What is expected
From the listing below, pull out the lines that hold "label".

Recorded data

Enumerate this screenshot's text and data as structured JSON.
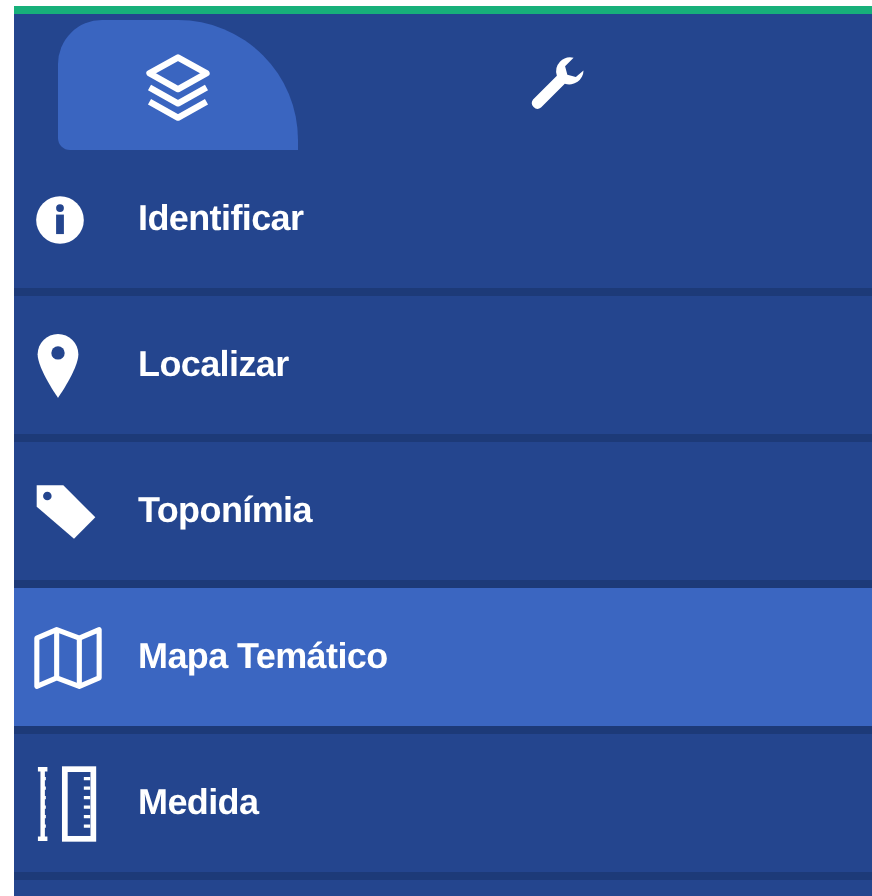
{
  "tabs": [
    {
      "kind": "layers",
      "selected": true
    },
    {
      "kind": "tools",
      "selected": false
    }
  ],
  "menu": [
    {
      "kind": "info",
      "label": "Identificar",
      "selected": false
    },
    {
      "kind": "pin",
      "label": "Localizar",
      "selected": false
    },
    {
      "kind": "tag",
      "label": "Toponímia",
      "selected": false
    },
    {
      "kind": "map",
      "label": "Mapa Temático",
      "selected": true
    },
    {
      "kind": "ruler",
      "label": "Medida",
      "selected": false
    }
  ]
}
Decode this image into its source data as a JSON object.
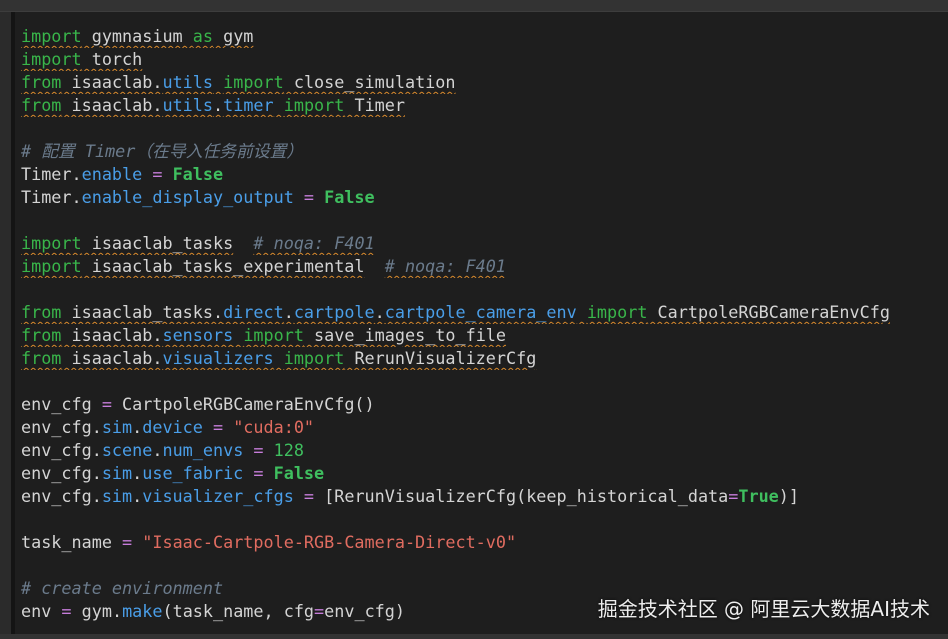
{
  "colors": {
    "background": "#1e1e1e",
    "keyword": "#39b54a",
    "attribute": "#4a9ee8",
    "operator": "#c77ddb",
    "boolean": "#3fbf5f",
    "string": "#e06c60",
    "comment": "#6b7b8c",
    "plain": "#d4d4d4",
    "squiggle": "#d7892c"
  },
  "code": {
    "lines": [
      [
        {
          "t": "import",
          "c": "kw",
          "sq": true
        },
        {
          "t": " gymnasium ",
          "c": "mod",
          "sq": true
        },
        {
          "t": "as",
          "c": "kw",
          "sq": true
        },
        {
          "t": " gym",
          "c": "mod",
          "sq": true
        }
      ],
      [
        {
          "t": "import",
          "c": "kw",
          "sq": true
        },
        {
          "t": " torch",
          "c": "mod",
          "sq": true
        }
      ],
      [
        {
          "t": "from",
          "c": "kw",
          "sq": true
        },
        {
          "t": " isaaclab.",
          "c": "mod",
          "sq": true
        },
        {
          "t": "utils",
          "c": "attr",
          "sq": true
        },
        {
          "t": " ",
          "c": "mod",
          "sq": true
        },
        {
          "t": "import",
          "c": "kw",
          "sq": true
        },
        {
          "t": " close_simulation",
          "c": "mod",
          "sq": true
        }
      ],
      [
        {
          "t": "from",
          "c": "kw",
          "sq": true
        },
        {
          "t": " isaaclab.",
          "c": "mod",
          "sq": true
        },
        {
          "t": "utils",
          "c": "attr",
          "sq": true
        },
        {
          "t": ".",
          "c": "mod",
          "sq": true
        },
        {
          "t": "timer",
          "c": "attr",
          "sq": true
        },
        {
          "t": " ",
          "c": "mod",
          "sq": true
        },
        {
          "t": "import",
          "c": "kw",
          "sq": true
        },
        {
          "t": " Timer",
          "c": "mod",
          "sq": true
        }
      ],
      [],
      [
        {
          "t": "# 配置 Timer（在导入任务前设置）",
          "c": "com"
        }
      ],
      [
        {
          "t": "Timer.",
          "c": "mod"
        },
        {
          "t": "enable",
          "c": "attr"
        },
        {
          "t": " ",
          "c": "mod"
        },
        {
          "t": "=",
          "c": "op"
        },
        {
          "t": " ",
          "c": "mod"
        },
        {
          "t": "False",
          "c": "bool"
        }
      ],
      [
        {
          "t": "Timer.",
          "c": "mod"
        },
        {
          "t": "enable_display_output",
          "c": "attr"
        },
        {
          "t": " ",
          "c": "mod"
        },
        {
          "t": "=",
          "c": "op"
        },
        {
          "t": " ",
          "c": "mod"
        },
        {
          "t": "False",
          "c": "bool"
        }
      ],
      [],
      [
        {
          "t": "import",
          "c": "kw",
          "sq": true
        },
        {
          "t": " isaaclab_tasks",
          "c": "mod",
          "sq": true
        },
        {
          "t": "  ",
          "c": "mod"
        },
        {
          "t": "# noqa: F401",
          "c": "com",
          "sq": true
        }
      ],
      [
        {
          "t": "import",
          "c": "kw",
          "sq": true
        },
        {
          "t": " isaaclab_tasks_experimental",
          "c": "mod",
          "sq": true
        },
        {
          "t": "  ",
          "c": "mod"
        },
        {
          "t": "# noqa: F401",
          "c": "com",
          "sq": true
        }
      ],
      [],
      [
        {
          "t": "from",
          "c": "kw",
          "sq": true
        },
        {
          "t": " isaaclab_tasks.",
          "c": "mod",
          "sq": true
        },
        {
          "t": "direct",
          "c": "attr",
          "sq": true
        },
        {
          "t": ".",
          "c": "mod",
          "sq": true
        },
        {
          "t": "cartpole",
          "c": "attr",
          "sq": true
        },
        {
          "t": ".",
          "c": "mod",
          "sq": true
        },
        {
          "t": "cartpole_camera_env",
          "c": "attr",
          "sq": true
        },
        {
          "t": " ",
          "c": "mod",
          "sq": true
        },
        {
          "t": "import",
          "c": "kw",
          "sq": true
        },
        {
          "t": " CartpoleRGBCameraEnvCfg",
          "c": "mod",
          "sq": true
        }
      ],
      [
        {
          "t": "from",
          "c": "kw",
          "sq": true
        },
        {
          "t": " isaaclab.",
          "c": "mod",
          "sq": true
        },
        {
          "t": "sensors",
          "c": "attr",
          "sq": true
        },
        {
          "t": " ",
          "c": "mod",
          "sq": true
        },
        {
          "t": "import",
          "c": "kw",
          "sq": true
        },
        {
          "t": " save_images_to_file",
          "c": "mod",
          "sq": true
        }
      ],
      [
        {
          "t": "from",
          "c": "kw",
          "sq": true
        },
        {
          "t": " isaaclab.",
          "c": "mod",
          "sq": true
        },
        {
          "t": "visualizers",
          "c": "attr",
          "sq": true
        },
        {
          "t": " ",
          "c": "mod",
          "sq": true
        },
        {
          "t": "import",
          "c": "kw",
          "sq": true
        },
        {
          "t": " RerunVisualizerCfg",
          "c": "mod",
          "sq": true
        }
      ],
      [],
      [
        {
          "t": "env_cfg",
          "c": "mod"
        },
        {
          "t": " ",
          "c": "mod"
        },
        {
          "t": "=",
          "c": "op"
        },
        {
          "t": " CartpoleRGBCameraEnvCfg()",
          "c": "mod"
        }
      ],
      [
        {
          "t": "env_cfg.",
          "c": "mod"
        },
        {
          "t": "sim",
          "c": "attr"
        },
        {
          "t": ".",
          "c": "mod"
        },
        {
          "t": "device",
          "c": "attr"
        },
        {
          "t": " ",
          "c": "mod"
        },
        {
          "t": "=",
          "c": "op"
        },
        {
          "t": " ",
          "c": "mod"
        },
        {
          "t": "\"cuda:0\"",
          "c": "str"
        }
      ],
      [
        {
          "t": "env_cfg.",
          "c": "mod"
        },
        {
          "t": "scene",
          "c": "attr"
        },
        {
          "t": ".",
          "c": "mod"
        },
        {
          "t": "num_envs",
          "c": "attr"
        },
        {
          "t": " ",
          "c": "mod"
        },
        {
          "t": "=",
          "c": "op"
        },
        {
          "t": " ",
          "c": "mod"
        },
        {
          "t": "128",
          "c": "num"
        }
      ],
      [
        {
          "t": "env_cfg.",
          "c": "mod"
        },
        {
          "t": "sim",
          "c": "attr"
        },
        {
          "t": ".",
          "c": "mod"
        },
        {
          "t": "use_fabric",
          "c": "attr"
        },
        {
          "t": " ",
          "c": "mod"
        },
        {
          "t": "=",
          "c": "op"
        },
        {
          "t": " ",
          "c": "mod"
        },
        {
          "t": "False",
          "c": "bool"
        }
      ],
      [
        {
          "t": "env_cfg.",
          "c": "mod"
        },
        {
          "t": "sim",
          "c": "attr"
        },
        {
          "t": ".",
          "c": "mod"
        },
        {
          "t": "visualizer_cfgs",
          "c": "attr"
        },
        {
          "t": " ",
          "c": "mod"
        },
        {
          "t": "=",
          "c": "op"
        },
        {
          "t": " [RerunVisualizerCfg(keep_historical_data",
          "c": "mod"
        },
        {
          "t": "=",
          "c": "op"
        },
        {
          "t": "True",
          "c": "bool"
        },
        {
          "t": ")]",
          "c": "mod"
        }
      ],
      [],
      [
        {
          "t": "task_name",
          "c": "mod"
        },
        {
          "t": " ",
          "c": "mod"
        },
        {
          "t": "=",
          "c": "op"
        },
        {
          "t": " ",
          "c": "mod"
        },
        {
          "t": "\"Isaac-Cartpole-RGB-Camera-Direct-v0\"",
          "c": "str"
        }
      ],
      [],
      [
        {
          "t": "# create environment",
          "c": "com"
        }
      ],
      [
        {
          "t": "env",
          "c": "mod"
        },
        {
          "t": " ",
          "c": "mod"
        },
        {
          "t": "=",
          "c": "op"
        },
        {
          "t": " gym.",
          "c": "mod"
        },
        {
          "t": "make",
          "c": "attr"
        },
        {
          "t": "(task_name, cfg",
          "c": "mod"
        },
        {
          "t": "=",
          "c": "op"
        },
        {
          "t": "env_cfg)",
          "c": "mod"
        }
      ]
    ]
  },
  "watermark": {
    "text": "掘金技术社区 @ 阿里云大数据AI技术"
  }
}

Exercise result
      "label": "Identificar",
      "label": "Localizar",
      "label": "Toponímia",
      "label": "Mapa Temático",
      "label": "Medida",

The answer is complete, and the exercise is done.